Find the word "angle" in the data, then copy each line where it is found.
★ ★ ★ ★
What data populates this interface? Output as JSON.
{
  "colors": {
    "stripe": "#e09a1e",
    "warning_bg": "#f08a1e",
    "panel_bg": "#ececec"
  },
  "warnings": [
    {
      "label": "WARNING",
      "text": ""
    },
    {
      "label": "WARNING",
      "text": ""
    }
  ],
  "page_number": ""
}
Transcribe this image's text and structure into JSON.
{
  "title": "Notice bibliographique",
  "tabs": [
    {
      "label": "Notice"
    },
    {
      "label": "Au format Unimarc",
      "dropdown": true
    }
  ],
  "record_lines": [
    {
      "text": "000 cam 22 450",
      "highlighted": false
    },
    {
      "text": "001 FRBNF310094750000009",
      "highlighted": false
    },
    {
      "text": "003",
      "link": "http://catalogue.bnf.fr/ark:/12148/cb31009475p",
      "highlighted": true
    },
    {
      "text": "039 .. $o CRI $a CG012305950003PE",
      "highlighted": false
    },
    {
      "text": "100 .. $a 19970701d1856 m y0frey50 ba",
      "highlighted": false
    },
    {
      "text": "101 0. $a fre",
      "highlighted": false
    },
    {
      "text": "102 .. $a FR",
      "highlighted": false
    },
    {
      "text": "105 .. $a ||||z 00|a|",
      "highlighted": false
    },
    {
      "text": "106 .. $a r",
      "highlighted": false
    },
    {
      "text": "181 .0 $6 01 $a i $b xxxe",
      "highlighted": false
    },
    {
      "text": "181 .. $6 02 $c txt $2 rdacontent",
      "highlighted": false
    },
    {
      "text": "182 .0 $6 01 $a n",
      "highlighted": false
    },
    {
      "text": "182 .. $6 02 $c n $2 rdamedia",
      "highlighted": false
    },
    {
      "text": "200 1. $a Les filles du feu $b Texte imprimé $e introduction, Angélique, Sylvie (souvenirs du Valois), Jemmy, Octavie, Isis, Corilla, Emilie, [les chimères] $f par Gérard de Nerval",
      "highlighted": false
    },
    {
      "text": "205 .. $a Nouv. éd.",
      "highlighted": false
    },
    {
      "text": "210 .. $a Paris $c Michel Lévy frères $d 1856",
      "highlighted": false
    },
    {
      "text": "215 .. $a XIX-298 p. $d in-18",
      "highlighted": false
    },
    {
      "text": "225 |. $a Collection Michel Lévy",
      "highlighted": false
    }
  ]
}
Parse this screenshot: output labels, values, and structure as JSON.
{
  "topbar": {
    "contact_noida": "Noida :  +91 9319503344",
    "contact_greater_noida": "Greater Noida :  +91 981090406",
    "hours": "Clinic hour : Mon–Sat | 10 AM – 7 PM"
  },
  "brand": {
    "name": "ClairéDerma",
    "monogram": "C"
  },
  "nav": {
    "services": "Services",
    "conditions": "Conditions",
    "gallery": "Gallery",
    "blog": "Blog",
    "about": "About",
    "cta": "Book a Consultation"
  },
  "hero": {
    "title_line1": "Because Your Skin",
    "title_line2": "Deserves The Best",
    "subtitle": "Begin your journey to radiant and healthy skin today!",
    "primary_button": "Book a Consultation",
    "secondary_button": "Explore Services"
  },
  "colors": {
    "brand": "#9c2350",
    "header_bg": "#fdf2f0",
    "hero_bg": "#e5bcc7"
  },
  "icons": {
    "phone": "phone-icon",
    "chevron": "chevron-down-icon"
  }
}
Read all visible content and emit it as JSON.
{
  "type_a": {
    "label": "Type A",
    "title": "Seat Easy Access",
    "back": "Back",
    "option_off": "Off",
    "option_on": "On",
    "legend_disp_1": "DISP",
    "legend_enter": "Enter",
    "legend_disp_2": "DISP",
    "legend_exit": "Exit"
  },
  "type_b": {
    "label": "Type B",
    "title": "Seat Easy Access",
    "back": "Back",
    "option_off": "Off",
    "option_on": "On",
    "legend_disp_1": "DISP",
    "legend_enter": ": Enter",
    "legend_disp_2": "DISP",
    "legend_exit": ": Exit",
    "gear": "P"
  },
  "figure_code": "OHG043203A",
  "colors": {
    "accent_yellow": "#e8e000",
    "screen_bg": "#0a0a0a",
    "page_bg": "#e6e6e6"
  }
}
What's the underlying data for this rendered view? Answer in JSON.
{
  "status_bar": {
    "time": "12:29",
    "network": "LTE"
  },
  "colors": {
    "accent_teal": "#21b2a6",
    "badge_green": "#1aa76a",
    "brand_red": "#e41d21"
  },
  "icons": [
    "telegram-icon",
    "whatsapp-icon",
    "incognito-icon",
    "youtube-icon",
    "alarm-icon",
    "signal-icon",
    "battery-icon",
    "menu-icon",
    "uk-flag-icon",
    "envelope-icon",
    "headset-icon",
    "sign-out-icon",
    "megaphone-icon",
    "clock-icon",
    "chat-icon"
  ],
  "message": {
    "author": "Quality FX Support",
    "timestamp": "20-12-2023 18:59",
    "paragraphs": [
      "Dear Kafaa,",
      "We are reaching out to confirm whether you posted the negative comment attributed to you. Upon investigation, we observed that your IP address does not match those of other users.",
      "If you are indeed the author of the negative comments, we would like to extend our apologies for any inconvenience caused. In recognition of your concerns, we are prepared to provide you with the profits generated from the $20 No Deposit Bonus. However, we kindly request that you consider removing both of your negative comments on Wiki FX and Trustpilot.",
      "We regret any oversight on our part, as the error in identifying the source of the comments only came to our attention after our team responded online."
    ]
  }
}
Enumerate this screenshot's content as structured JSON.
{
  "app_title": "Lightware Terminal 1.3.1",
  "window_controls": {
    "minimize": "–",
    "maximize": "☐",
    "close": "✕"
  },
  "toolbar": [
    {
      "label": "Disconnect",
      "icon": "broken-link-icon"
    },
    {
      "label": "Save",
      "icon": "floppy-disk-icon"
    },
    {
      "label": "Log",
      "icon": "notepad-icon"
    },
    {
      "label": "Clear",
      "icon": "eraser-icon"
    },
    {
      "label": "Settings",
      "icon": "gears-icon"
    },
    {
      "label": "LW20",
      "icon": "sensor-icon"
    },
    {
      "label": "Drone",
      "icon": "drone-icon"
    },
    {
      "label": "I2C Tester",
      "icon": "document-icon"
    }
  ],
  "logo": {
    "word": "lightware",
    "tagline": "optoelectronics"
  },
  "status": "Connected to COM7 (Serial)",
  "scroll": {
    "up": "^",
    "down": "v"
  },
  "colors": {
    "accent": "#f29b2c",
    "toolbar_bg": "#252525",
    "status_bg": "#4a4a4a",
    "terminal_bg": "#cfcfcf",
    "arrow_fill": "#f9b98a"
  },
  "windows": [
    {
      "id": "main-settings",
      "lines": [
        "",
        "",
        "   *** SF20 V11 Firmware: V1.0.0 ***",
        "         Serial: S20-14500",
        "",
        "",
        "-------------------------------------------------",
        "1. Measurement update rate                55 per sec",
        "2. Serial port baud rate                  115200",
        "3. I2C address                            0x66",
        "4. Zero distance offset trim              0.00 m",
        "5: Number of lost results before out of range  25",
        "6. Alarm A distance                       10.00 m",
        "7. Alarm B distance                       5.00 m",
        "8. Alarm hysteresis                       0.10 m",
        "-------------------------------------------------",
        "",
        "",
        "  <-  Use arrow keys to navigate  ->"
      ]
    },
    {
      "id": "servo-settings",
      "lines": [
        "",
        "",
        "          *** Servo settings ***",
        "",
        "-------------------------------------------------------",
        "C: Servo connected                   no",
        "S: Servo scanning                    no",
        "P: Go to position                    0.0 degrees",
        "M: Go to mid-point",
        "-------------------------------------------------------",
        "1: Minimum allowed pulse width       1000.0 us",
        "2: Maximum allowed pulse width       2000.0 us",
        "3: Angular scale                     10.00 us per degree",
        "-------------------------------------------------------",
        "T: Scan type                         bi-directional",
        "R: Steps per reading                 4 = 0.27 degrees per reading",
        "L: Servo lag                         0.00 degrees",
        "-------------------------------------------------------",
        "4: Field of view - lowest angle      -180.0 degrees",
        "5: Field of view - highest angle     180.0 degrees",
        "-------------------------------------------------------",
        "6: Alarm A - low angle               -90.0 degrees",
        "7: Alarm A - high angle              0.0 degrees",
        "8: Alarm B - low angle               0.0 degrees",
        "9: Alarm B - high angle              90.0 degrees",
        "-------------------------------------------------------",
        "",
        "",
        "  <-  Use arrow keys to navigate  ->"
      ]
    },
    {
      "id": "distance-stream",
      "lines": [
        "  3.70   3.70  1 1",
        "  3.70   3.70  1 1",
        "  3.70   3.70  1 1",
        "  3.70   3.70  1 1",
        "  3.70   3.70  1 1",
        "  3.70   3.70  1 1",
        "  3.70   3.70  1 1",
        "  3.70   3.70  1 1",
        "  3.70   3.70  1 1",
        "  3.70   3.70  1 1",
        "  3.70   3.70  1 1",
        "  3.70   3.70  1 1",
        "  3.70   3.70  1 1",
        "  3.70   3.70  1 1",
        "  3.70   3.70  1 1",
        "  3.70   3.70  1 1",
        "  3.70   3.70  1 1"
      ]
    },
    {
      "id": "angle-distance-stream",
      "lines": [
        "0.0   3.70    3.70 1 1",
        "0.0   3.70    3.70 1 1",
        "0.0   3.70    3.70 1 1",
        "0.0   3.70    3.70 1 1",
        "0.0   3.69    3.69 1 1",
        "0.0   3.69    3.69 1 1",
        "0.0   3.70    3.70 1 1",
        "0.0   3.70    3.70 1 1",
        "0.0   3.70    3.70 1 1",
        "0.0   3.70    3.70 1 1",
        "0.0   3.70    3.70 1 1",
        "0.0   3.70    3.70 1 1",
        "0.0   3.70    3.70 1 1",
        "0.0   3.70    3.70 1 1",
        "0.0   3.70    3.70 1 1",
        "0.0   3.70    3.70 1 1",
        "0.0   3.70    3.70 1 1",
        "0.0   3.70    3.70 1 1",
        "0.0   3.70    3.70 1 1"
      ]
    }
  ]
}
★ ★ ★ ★
▸ Solution to the problem:
        "4: Field of view - lowest angle      -180.0 degrees",
        "5: Field of view - highest angle     180.0 degrees",
        "6: Alarm A - low angle               -90.0 degrees",
        "7: Alarm A - high angle              0.0 degrees",
        "8: Alarm B - low angle               0.0 degrees",
        "9: Alarm B - high angle              90.0 degrees",
      "id": "angle-distance-stream",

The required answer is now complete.